» **WHAT THE TASK ASKS**: Reproduce the listing below exactly, minus its pictures.

» **PROVIDED INFORMATION**:
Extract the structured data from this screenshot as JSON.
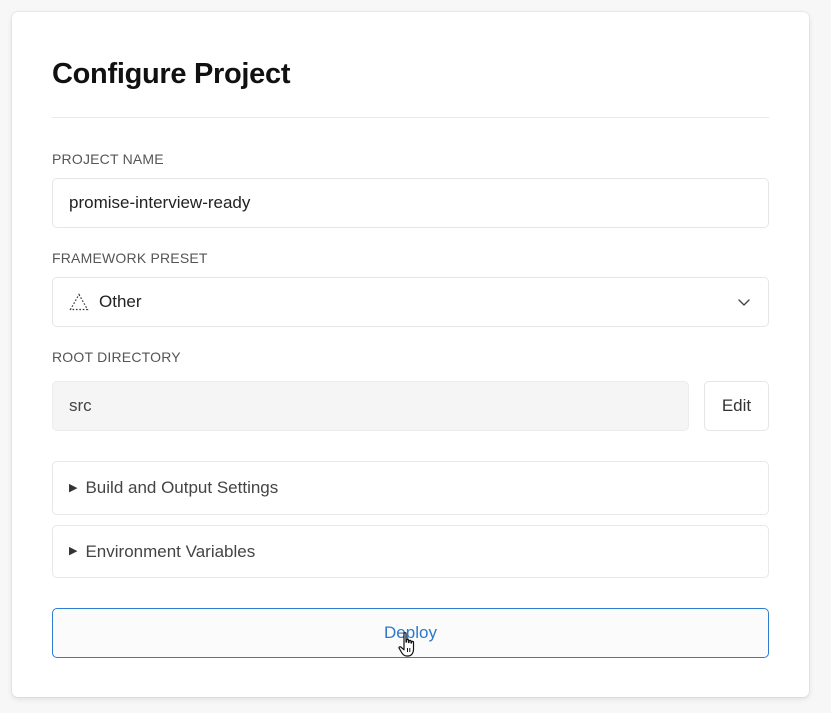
{
  "title": "Configure Project",
  "project_name": {
    "label": "PROJECT NAME",
    "value": "promise-interview-ready"
  },
  "framework_preset": {
    "label": "FRAMEWORK PRESET",
    "value": "Other",
    "icon": "dotted-triangle-icon"
  },
  "root_directory": {
    "label": "ROOT DIRECTORY",
    "value": "src",
    "edit_label": "Edit"
  },
  "sections": [
    {
      "label": "Build and Output Settings",
      "expanded": false
    },
    {
      "label": "Environment Variables",
      "expanded": false
    }
  ],
  "deploy_label": "Deploy",
  "colors": {
    "accent": "#2d78c8",
    "card_bg": "#ffffff",
    "page_bg": "#f7f7f7"
  }
}
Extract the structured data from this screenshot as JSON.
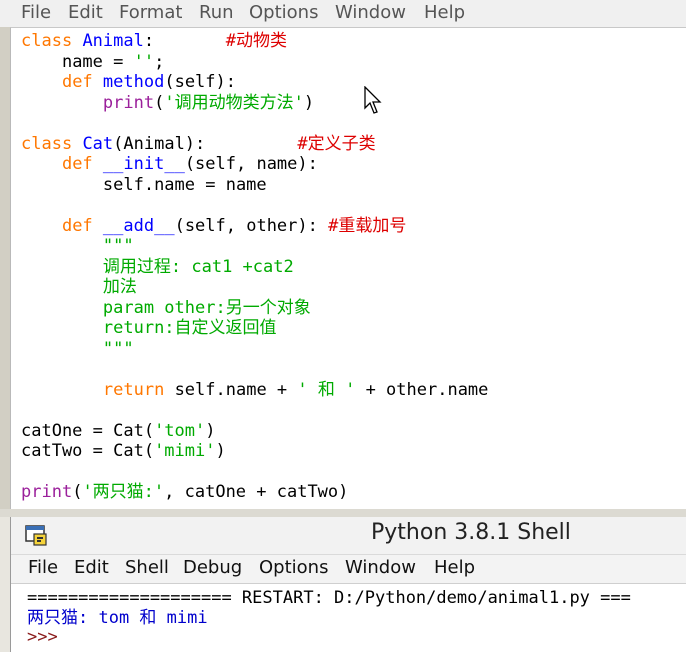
{
  "editor_menu": {
    "file": "File",
    "edit": "Edit",
    "format": "Format",
    "run": "Run",
    "options": "Options",
    "window": "Window",
    "help": "Help"
  },
  "code": {
    "l1_kw": "class",
    "l1_name": "Animal",
    "l1_colon": ":",
    "l1_comment": "#动物类",
    "l2": "name = ",
    "l2_str": "''",
    "l2_semi": ";",
    "l3_kw": "def",
    "l3_name": "method",
    "l3_rest": "(self):",
    "l4_fn": "print",
    "l4_open": "(",
    "l4_str": "'调用动物类方法'",
    "l4_close": ")",
    "l6_kw": "class",
    "l6_name": "Cat",
    "l6_rest": "(Animal):",
    "l6_comment": "#定义子类",
    "l7_kw": "def",
    "l7_name": "__init__",
    "l7_rest": "(self, name):",
    "l8": "self.name = name",
    "l10_kw": "def",
    "l10_name": "__add__",
    "l10_rest": "(self, other):",
    "l10_comment": "#重载加号",
    "doc1": "\"\"\"",
    "doc2": "调用过程: cat1 +cat2",
    "doc3": "加法",
    "doc4": "param other:另一个对象",
    "doc5": "return:自定义返回值",
    "doc6": "\"\"\"",
    "l17_kw": "return",
    "l17_a": "self.name + ",
    "l17_str": "' 和 '",
    "l17_b": " + other.name",
    "l19_a": "catOne = Cat(",
    "l19_str": "'tom'",
    "l19_b": ")",
    "l20_a": "catTwo = Cat(",
    "l20_str": "'mimi'",
    "l20_b": ")",
    "l22_fn": "print",
    "l22_open": "(",
    "l22_str": "'两只猫:'",
    "l22_b": ", catOne + catTwo)"
  },
  "shell": {
    "title": "Python 3.8.1 Shell",
    "menu": {
      "file": "File",
      "edit": "Edit",
      "shell": "Shell",
      "debug": "Debug",
      "options": "Options",
      "window": "Window",
      "help": "Help"
    },
    "restart_line": "==================== RESTART: D:/Python/demo/animal1.py ===",
    "output_line": "两只猫: tom 和 mimi",
    "prompt": ">>>"
  }
}
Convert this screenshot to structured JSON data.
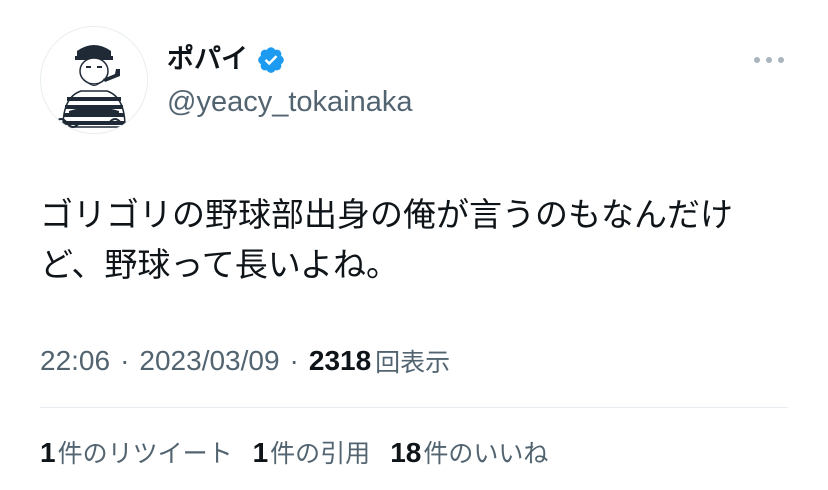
{
  "user": {
    "display_name": "ポパイ",
    "handle": "@yeacy_tokainaka",
    "verified": true,
    "avatar_icon": "sailor-portrait-icon"
  },
  "menu": {
    "icon": "more-horizontal-icon"
  },
  "tweet": {
    "text": "ゴリゴリの野球部出身の俺が言うのもなんだけ\nど、野球って長いよね。"
  },
  "meta": {
    "time": "22:06",
    "separator": "·",
    "date": "2023/03/09",
    "views_count": "2318",
    "views_label": "回表示"
  },
  "stats": {
    "retweets_count": "1",
    "retweets_label": "件のリツイート",
    "quotes_count": "1",
    "quotes_label": "件の引用",
    "likes_count": "18",
    "likes_label": "件のいいね"
  },
  "colors": {
    "text_primary": "#0f1419",
    "text_secondary": "#536471",
    "verified_blue": "#1d9bf0",
    "divider": "#e6ecf0"
  }
}
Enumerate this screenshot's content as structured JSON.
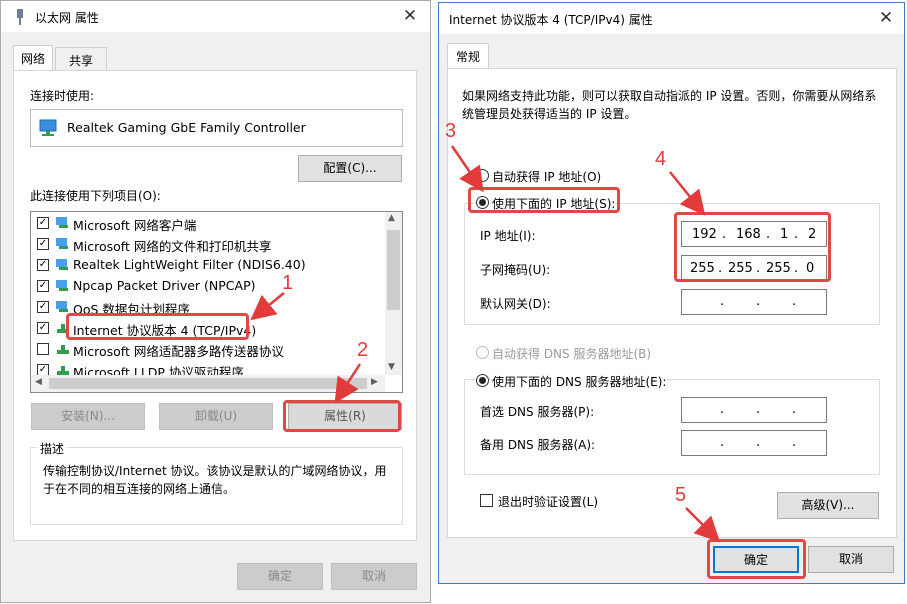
{
  "left_window": {
    "title": "以太网 属性",
    "tabs": [
      "网络",
      "共享"
    ],
    "connect_using_label": "连接时使用:",
    "adapter_name": "Realtek Gaming GbE Family Controller",
    "configure_button": "配置(C)...",
    "items_label": "此连接使用下列项目(O):",
    "items": [
      {
        "label": "Microsoft 网络客户端",
        "checked": true
      },
      {
        "label": "Microsoft 网络的文件和打印机共享",
        "checked": true
      },
      {
        "label": "Realtek LightWeight Filter (NDIS6.40)",
        "checked": true
      },
      {
        "label": "Npcap Packet Driver (NPCAP)",
        "checked": true
      },
      {
        "label": "QoS 数据包计划程序",
        "checked": true
      },
      {
        "label": "Internet 协议版本 4 (TCP/IPv4)",
        "checked": true
      },
      {
        "label": "Microsoft 网络适配器多路传送器协议",
        "checked": false
      },
      {
        "label": "Microsoft LLDP 协议驱动程序",
        "checked": true
      }
    ],
    "install_button": "安装(N)...",
    "uninstall_button": "卸载(U)",
    "properties_button": "属性(R)",
    "description_title": "描述",
    "description_text": "传输控制协议/Internet 协议。该协议是默认的广域网络协议，用于在不同的相互连接的网络上通信。",
    "ok_button": "确定",
    "cancel_button": "取消"
  },
  "right_window": {
    "title": "Internet 协议版本 4 (TCP/IPv4) 属性",
    "tab": "常规",
    "intro_text": "如果网络支持此功能，则可以获取自动指派的 IP 设置。否则，你需要从网络系统管理员处获得适当的 IP 设置。",
    "auto_ip_radio": "自动获得 IP 地址(O)",
    "manual_ip_radio": "使用下面的 IP 地址(S):",
    "ip_address_label": "IP 地址(I):",
    "ip_address": [
      "192",
      "168",
      "1",
      "2"
    ],
    "subnet_label": "子网掩码(U):",
    "subnet_mask": [
      "255",
      "255",
      "255",
      "0"
    ],
    "gateway_label": "默认网关(D):",
    "auto_dns_radio": "自动获得 DNS 服务器地址(B)",
    "manual_dns_radio": "使用下面的 DNS 服务器地址(E):",
    "preferred_dns_label": "首选 DNS 服务器(P):",
    "alternate_dns_label": "备用 DNS 服务器(A):",
    "validate_checkbox": "退出时验证设置(L)",
    "advanced_button": "高级(V)...",
    "ok_button": "确定",
    "cancel_button": "取消"
  },
  "annotations": [
    "1",
    "2",
    "3",
    "4",
    "5"
  ],
  "colors": {
    "highlight": "#e04848",
    "window_bg": "#f0f0f0"
  }
}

» **SOLUTION TO THE PROBLEM**:
Extract the structured data from this screenshot as JSON.
{
  "title": "Configure Project",
  "project_name": {
    "label": "PROJECT NAME",
    "value": "promise-interview-ready"
  },
  "framework_preset": {
    "label": "FRAMEWORK PRESET",
    "value": "Other",
    "icon": "dotted-triangle-icon"
  },
  "root_directory": {
    "label": "ROOT DIRECTORY",
    "value": "src",
    "edit_label": "Edit"
  },
  "sections": [
    {
      "label": "Build and Output Settings",
      "expanded": false
    },
    {
      "label": "Environment Variables",
      "expanded": false
    }
  ],
  "deploy_label": "Deploy",
  "colors": {
    "accent": "#2d78c8",
    "card_bg": "#ffffff",
    "page_bg": "#f7f7f7"
  }
}
Extract the structured data from this screenshot as JSON.
{
  "editor_menu": {
    "file": "File",
    "edit": "Edit",
    "format": "Format",
    "run": "Run",
    "options": "Options",
    "window": "Window",
    "help": "Help"
  },
  "code": {
    "l1_kw": "class",
    "l1_name": "Animal",
    "l1_colon": ":",
    "l1_comment": "#动物类",
    "l2": "name = ",
    "l2_str": "''",
    "l2_semi": ";",
    "l3_kw": "def",
    "l3_name": "method",
    "l3_rest": "(self):",
    "l4_fn": "print",
    "l4_open": "(",
    "l4_str": "'调用动物类方法'",
    "l4_close": ")",
    "l6_kw": "class",
    "l6_name": "Cat",
    "l6_rest": "(Animal):",
    "l6_comment": "#定义子类",
    "l7_kw": "def",
    "l7_name": "__init__",
    "l7_rest": "(self, name):",
    "l8": "self.name = name",
    "l10_kw": "def",
    "l10_name": "__add__",
    "l10_rest": "(self, other):",
    "l10_comment": "#重载加号",
    "doc1": "\"\"\"",
    "doc2": "调用过程: cat1 +cat2",
    "doc3": "加法",
    "doc4": "param other:另一个对象",
    "doc5": "return:自定义返回值",
    "doc6": "\"\"\"",
    "l17_kw": "return",
    "l17_a": "self.name + ",
    "l17_str": "' 和 '",
    "l17_b": " + other.name",
    "l19_a": "catOne = Cat(",
    "l19_str": "'tom'",
    "l19_b": ")",
    "l20_a": "catTwo = Cat(",
    "l20_str": "'mimi'",
    "l20_b": ")",
    "l22_fn": "print",
    "l22_open": "(",
    "l22_str": "'两只猫:'",
    "l22_b": ", catOne + catTwo)"
  },
  "shell": {
    "title": "Python 3.8.1 Shell",
    "menu": {
      "file": "File",
      "edit": "Edit",
      "shell": "Shell",
      "debug": "Debug",
      "options": "Options",
      "window": "Window",
      "help": "Help"
    },
    "restart_line": "==================== RESTART: D:/Python/demo/animal1.py ===",
    "output_line": "两只猫: tom 和 mimi",
    "prompt": ">>>"
  }
}
Convert this screenshot to structured JSON data.
{
  "user": {
    "display_name": "ポパイ",
    "handle": "@yeacy_tokainaka",
    "verified": true,
    "avatar_icon": "sailor-portrait-icon"
  },
  "menu": {
    "icon": "more-horizontal-icon"
  },
  "tweet": {
    "text": "ゴリゴリの野球部出身の俺が言うのもなんだけ\nど、野球って長いよね。"
  },
  "meta": {
    "time": "22:06",
    "separator": "·",
    "date": "2023/03/09",
    "views_count": "2318",
    "views_label": "回表示"
  },
  "stats": {
    "retweets_count": "1",
    "retweets_label": "件のリツイート",
    "quotes_count": "1",
    "quotes_label": "件の引用",
    "likes_count": "18",
    "likes_label": "件のいいね"
  },
  "colors": {
    "text_primary": "#0f1419",
    "text_secondary": "#536471",
    "verified_blue": "#1d9bf0",
    "divider": "#e6ecf0"
  }
}
Enumerate this screenshot's content as structured JSON.
{
  "left_window": {
    "title": "以太网 属性",
    "tabs": [
      "网络",
      "共享"
    ],
    "connect_using_label": "连接时使用:",
    "adapter_name": "Realtek Gaming GbE Family Controller",
    "configure_button": "配置(C)...",
    "items_label": "此连接使用下列项目(O):",
    "items": [
      {
        "label": "Microsoft 网络客户端",
        "checked": true
      },
      {
        "label": "Microsoft 网络的文件和打印机共享",
        "checked": true
      },
      {
        "label": "Realtek LightWeight Filter (NDIS6.40)",
        "checked": true
      },
      {
        "label": "Npcap Packet Driver (NPCAP)",
        "checked": true
      },
      {
        "label": "QoS 数据包计划程序",
        "checked": true
      },
      {
        "label": "Internet 协议版本 4 (TCP/IPv4)",
        "checked": true
      },
      {
        "label": "Microsoft 网络适配器多路传送器协议",
        "checked": false
      },
      {
        "label": "Microsoft LLDP 协议驱动程序",
        "checked": true
      }
    ],
    "install_button": "安装(N)...",
    "uninstall_button": "卸载(U)",
    "properties_button": "属性(R)",
    "description_title": "描述",
    "description_text": "传输控制协议/Internet 协议。该协议是默认的广域网络协议，用于在不同的相互连接的网络上通信。",
    "ok_button": "确定",
    "cancel_button": "取消"
  },
  "right_window": {
    "title": "Internet 协议版本 4 (TCP/IPv4) 属性",
    "tab": "常规",
    "intro_text": "如果网络支持此功能，则可以获取自动指派的 IP 设置。否则，你需要从网络系统管理员处获得适当的 IP 设置。",
    "auto_ip_radio": "自动获得 IP 地址(O)",
    "manual_ip_radio": "使用下面的 IP 地址(S):",
    "ip_address_label": "IP 地址(I):",
    "ip_address": [
      "192",
      "168",
      "1",
      "2"
    ],
    "subnet_label": "子网掩码(U):",
    "subnet_mask": [
      "255",
      "255",
      "255",
      "0"
    ],
    "gateway_label": "默认网关(D):",
    "auto_dns_radio": "自动获得 DNS 服务器地址(B)",
    "manual_dns_radio": "使用下面的 DNS 服务器地址(E):",
    "preferred_dns_label": "首选 DNS 服务器(P):",
    "alternate_dns_label": "备用 DNS 服务器(A):",
    "validate_checkbox": "退出时验证设置(L)",
    "advanced_button": "高级(V)...",
    "ok_button": "确定",
    "cancel_button": "取消"
  },
  "annotations": [
    "1",
    "2",
    "3",
    "4",
    "5"
  ],
  "colors": {
    "highlight": "#e04848",
    "window_bg": "#f0f0f0"
  }
}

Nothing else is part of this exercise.